The National Institute for Health and Care Excellence recommends exercise therapy (a regimen of physical activity designed and prescribed to relieve or heal a disorder) as a possible treatment for individuals with CFS, and there is an interesting body of research to support this.2 A recent large review by a group of researchers from Norway provide a nice summary of this work.3
They found that:
Of the studies included in the review, the most effective intervention had an exercise program like this:
As the physiology behind the development of CFS is not fully understood, it is unclear which biological effects of exercise actually impact on CFS. Some psychological mechanisms such as distraction from symptoms have been demonstrated to positively influence symptom perception,4 but the effect is likely underpinned by a combination of various physiological and psychological mechanisms.
Of course, if you do wish to begin an exercise program to help with your chronic fatigue, please make sure to contact your doctor first! Also keep in mind the words of Pete McCall, Exercise Physiologist at the American Council on Exercise:
"The most important thing with starting an exercise program to combat fatigue is to establish a regular pattern of exercise.”
However, even if you do not have time in your schedule on a particular day, he recommends finding “activities, such as taking the stairs or parking in the spot farthest away from their destination, to help increase your daily activity levels."
Every little bit of activity adds up.
Hey there, I’m Alex, from Alexfergus.com.

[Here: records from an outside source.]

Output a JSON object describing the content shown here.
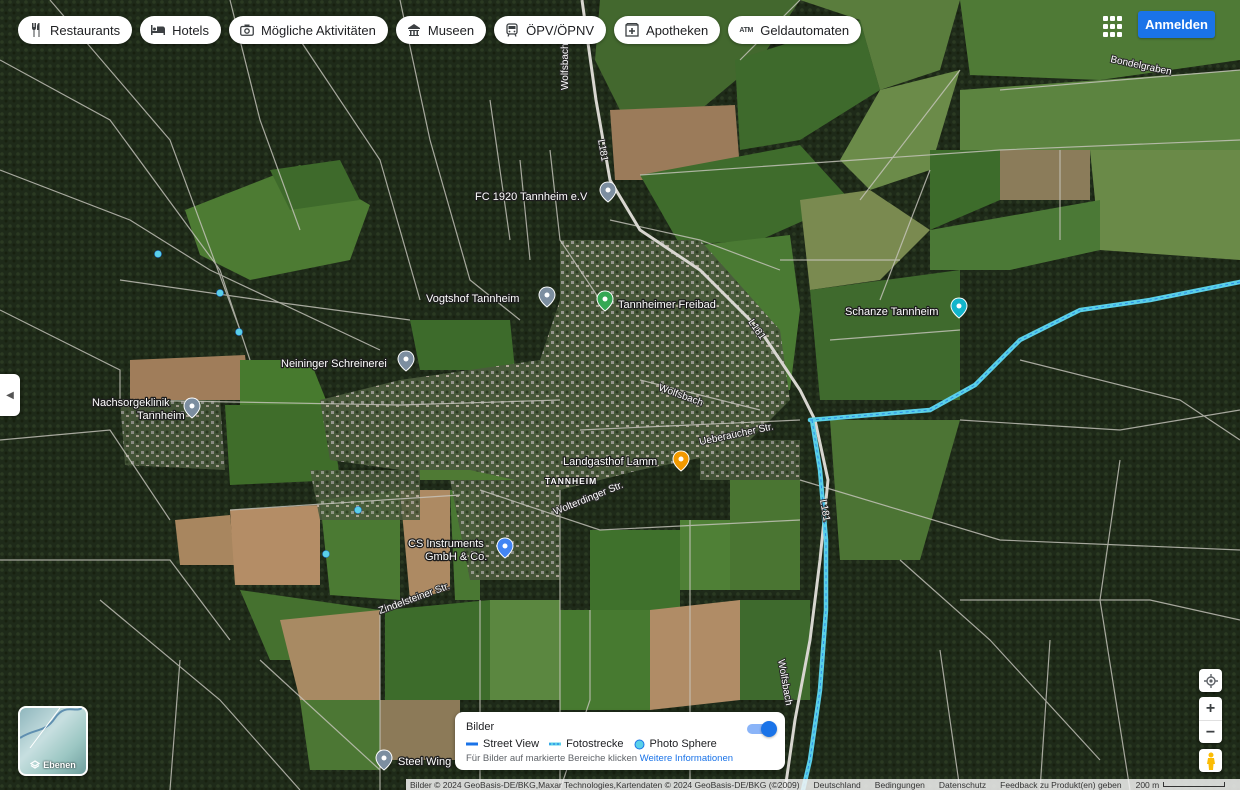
{
  "categories": [
    {
      "label": "Restaurants",
      "icon": "restaurant-icon"
    },
    {
      "label": "Hotels",
      "icon": "hotel-icon"
    },
    {
      "label": "Mögliche Aktivitäten",
      "icon": "camera-icon"
    },
    {
      "label": "Museen",
      "icon": "museum-icon"
    },
    {
      "label": "ÖPV/ÖPNV",
      "icon": "transit-icon"
    },
    {
      "label": "Apotheken",
      "icon": "pharmacy-icon"
    },
    {
      "label": "Geldautomaten",
      "icon": "atm-icon"
    }
  ],
  "header": {
    "signin_label": "Anmelden",
    "apps_icon": "apps-grid-icon"
  },
  "places": [
    {
      "name": "FC 1920 Tannheim e.V",
      "pin": "gray"
    },
    {
      "name": "Vogtshof Tannheim",
      "pin": "gray"
    },
    {
      "name": "Tannheimer Freibad",
      "pin": "green"
    },
    {
      "name": "Schanze Tannheim",
      "pin": "teal"
    },
    {
      "name": "Neininger Schreinerei",
      "pin": "gray"
    },
    {
      "name": "Nachsorgeklinik Tannheim",
      "pin": "gray"
    },
    {
      "name": "Landgasthof Lamm",
      "pin": "orange"
    },
    {
      "name": "CS Instruments GmbH & Co.",
      "pin": "blue"
    },
    {
      "name": "Steel Wing",
      "pin": "gray"
    }
  ],
  "streets": [
    "Wolfsbach",
    "L181",
    "L181",
    "L181",
    "Wolfsbach",
    "Ueberaucher Str.",
    "Wolterdinger Str.",
    "Zindelsteiner Str.",
    "Bondelgraben",
    "Wolfsbach"
  ],
  "town_label": "TANNHEIM",
  "layers": {
    "label": "Ebenen"
  },
  "street_view_panel": {
    "title": "Bilder",
    "legend": [
      "Street View",
      "Fotostrecke",
      "Photo Sphere"
    ],
    "note": "Für Bilder auf markierte Bereiche klicken",
    "link": "Weitere Informationen",
    "toggle_on": true
  },
  "footer": {
    "attribution": "Bilder © 2024 GeoBasis-DE/BKG,Maxar Technologies,Kartendaten © 2024 GeoBasis-DE/BKG (©2009)",
    "country": "Deutschland",
    "terms": "Bedingungen",
    "privacy": "Datenschutz",
    "feedback": "Feedback zu Produkt(en) geben",
    "scale": "200 m"
  },
  "colors": {
    "street_view": "#5ad0e8",
    "accent": "#1a73e8",
    "forest": "#1f2b1a",
    "field": "#4f7a36"
  }
}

In this blog post I’m going to talk about the most important biohacks I’ve learned over the last two years.
Because this is a guest blog post, let me first tell you a little bit about myself:
I’ve been optimizing my performance for years if not decades. My journey started a couple of years ago when I was aiming to improve my sports performance.
I competed in rowing and bodybuilding, for instance. At first, I was focusing on mainstream dietary and exercise strategies to enhance my results.
I ate a low-fat diet, for instance, with lots of grains, because such diets were recommended by governments all around the world. I also trained myself into the ground, sometimes exercising several hours a day.
One day I just crashed, had no energy left in the tank, and decided to take matters into my own hands. I mean: I was doing everything correct, so I should have gotten great results with the “eat less, exercise more” paradigm, right?
Over the years, I learned that most of my previous belief were flat out wrong. I began training (much) less, included many new foods into my diet such as bone broth, grass-fed beef, full-fat milk, butter, organ meats, and shellfish.
I also began focusing on domains that I previously didn’t have a second thought about such as sleep quality.
Today I wear blue-blocking glasses several hours before bedtime, tape my mouth to improve my sleep quality at night, sleep on the ultimate Samina mattress, and use red light therapy to push my sleep over the edge.
And yet, throughout the years, I’ve also learned that I never stop learning.
In this blog post, I’ll therefore cover the cutting-edge biohacks that I’ve become acquainted with in the last few years.